George Gershwin was born in Brooklyn in 1898. He began his musical career as a song-plugger on Tin Pan Alley, and published his first song, “When You Want ‘Em, You Can’t Get ‘Em,” which earned him five dollars. Soon after, he co-composed “Swanee”, which sold more than a million copies.
In 1924, George collaborated with his brother, lyricist Ira Gershwin, to write musicals including “Funny Face”. At the age of 25, his jazz-influenced “Rhapsody in Blue” premiered in New York’s Aeolian Hall at the concert, “An Experiment in Music”. He followed this success with his orchestral work “Piano Concerto in F, Rhapsody No. 2″ and “An American in Paris”. Serious music critics were often critical of his efforts but the general public loved his work.
In 1937, after many successes on Broadway, the brothers decided go to Hollywood.
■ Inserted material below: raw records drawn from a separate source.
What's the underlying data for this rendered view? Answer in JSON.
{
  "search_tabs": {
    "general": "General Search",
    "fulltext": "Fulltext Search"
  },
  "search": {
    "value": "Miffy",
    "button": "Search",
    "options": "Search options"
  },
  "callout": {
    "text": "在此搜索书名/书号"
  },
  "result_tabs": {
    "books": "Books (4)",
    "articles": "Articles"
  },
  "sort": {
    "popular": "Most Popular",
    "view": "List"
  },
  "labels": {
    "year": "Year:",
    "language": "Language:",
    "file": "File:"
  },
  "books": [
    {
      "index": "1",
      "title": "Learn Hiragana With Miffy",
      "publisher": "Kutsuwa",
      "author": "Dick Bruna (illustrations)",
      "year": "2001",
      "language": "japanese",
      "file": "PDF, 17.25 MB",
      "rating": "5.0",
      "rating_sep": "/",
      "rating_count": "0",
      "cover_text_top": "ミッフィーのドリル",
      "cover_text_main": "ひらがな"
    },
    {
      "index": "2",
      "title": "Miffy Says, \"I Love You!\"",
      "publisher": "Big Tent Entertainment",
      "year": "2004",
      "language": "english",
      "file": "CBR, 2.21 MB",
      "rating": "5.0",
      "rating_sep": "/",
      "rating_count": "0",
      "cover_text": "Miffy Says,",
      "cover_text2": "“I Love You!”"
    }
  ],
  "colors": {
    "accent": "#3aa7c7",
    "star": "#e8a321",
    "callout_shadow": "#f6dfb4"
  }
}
They reunited with Fred Astaire and made the musical film, “Shall We Dance”, which included such hits as “Let’s Call the Whole Thing Off” and “They Can’t Take That Away From Me.” Soon after came “A Damsel in Distress”.
George took ill soon after, and died at the age of 38 of a brain tumor.
Mulberry Street in New York City